(TASK TO CARRY OUT) The data must be copied over exactly and in full.

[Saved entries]

_ _ _ _ _

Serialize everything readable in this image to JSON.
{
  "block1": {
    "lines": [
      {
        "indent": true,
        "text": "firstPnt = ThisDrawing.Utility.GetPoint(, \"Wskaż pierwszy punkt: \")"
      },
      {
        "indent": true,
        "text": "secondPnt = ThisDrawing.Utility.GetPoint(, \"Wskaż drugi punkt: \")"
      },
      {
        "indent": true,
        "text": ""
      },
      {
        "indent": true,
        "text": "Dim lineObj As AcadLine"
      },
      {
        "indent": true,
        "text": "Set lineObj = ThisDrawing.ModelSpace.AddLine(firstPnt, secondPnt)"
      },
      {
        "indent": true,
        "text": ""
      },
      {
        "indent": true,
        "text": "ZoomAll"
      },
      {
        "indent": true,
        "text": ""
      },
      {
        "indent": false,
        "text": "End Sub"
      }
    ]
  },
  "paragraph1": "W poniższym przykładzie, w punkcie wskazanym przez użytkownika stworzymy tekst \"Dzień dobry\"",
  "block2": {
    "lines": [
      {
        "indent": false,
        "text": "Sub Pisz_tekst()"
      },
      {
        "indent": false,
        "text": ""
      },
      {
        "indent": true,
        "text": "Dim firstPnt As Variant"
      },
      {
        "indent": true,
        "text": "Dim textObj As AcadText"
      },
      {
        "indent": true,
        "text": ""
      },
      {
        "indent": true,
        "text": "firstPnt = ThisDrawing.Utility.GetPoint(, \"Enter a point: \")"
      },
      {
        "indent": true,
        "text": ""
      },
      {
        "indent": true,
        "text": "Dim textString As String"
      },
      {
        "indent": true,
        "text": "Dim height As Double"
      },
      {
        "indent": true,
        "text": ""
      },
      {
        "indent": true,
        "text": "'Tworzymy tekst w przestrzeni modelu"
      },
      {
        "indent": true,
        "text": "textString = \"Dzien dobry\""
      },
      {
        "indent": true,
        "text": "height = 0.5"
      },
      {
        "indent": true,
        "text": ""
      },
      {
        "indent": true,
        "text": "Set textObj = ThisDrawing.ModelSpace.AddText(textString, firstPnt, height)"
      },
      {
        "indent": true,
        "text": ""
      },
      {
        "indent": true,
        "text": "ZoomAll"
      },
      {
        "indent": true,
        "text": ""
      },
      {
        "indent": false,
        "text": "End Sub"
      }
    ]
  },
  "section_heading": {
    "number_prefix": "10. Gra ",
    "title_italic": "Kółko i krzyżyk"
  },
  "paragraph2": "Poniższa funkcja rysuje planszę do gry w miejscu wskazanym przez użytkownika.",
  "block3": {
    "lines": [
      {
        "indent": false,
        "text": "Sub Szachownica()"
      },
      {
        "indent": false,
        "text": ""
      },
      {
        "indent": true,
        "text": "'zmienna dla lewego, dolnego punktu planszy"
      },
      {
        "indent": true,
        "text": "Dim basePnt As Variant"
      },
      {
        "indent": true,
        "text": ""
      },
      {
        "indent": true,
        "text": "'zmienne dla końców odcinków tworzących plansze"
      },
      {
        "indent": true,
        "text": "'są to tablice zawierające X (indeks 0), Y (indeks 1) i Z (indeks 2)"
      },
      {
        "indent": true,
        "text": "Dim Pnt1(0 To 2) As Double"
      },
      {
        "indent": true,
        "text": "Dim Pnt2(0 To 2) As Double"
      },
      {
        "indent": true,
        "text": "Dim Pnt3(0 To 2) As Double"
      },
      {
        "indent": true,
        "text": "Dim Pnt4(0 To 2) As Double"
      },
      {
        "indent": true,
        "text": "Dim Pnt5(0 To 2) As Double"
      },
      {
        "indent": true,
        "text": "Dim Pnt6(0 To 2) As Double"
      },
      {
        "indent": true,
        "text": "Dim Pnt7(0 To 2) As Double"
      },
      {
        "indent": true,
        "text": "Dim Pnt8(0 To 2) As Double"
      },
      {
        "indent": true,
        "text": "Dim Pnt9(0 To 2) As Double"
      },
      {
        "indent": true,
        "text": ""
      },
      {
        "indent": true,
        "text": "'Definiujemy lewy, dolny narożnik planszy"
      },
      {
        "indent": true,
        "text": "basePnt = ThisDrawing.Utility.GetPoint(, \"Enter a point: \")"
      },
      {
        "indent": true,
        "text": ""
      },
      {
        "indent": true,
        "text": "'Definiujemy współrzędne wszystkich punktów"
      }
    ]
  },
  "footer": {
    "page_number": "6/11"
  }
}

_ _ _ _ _

(OUTPUT OF THE EXERCISE)
Serialize everything readable in this image to JSON.
{
  "block1": {
    "lines": [
      {
        "indent": true,
        "text": "firstPnt = ThisDrawing.Utility.GetPoint(, \"Wskaż pierwszy punkt: \")"
      },
      {
        "indent": true,
        "text": "secondPnt = ThisDrawing.Utility.GetPoint(, \"Wskaż drugi punkt: \")"
      },
      {
        "indent": true,
        "text": ""
      },
      {
        "indent": true,
        "text": "Dim lineObj As AcadLine"
      },
      {
        "indent": true,
        "text": "Set lineObj = ThisDrawing.ModelSpace.AddLine(firstPnt, secondPnt)"
      },
      {
        "indent": true,
        "text": ""
      },
      {
        "indent": true,
        "text": "ZoomAll"
      },
      {
        "indent": true,
        "text": ""
      },
      {
        "indent": false,
        "text": "End Sub"
      }
    ]
  },
  "paragraph1": "W poniższym przykładzie, w punkcie wskazanym przez użytkownika stworzymy tekst \"Dzień dobry\"",
  "block2": {
    "lines": [
      {
        "indent": false,
        "text": "Sub Pisz_tekst()"
      },
      {
        "indent": false,
        "text": ""
      },
      {
        "indent": true,
        "text": "Dim firstPnt As Variant"
      },
      {
        "indent": true,
        "text": "Dim textObj As AcadText"
      },
      {
        "indent": true,
        "text": ""
      },
      {
        "indent": true,
        "text": "firstPnt = ThisDrawing.Utility.GetPoint(, \"Enter a point: \")"
      },
      {
        "indent": true,
        "text": ""
      },
      {
        "indent": true,
        "text": "Dim textString As String"
      },
      {
        "indent": true,
        "text": "Dim height As Double"
      },
      {
        "indent": true,
        "text": ""
      },
      {
        "indent": true,
        "text": "'Tworzymy tekst w przestrzeni modelu"
      },
      {
        "indent": true,
        "text": "textString = \"Dzien dobry\""
      },
      {
        "indent": true,
        "text": "height = 0.5"
      },
      {
        "indent": true,
        "text": ""
      },
      {
        "indent": true,
        "text": "Set textObj = ThisDrawing.ModelSpace.AddText(textString, firstPnt, height)"
      },
      {
        "indent": true,
        "text": ""
      },
      {
        "indent": true,
        "text": "ZoomAll"
      },
      {
        "indent": true,
        "text": ""
      },
      {
        "indent": false,
        "text": "End Sub"
      }
    ]
  },
  "section_heading": {
    "number_prefix": "10. Gra ",
    "title_italic": "Kółko i krzyżyk"
  },
  "paragraph2": "Poniższa funkcja rysuje planszę do gry w miejscu wskazanym przez użytkownika.",
  "block3": {
    "lines": [
      {
        "indent": false,
        "text": "Sub Szachownica()"
      },
      {
        "indent": false,
        "text": ""
      },
      {
        "indent": true,
        "text": "'zmienna dla lewego, dolnego punktu planszy"
      },
      {
        "indent": true,
        "text": "Dim basePnt As Variant"
      },
      {
        "indent": true,
        "text": ""
      },
      {
        "indent": true,
        "text": "'zmienne dla końców odcinków tworzących plansze"
      },
      {
        "indent": true,
        "text": "'są to tablice zawierające X (indeks 0), Y (indeks 1) i Z (indeks 2)"
      },
      {
        "indent": true,
        "text": "Dim Pnt1(0 To 2) As Double"
      },
      {
        "indent": true,
        "text": "Dim Pnt2(0 To 2) As Double"
      },
      {
        "indent": true,
        "text": "Dim Pnt3(0 To 2) As Double"
      },
      {
        "indent": true,
        "text": "Dim Pnt4(0 To 2) As Double"
      },
      {
        "indent": true,
        "text": "Dim Pnt5(0 To 2) As Double"
      },
      {
        "indent": true,
        "text": "Dim Pnt6(0 To 2) As Double"
      },
      {
        "indent": true,
        "text": "Dim Pnt7(0 To 2) As Double"
      },
      {
        "indent": true,
        "text": "Dim Pnt8(0 To 2) As Double"
      },
      {
        "indent": true,
        "text": "Dim Pnt9(0 To 2) As Double"
      },
      {
        "indent": true,
        "text": ""
      },
      {
        "indent": true,
        "text": "'Definiujemy lewy, dolny narożnik planszy"
      },
      {
        "indent": true,
        "text": "basePnt = ThisDrawing.Utility.GetPoint(, \"Enter a point: \")"
      },
      {
        "indent": true,
        "text": ""
      },
      {
        "indent": true,
        "text": "'Definiujemy współrzędne wszystkich punktów"
      }
    ]
  },
  "footer": {
    "page_number": "6/11"
  }
}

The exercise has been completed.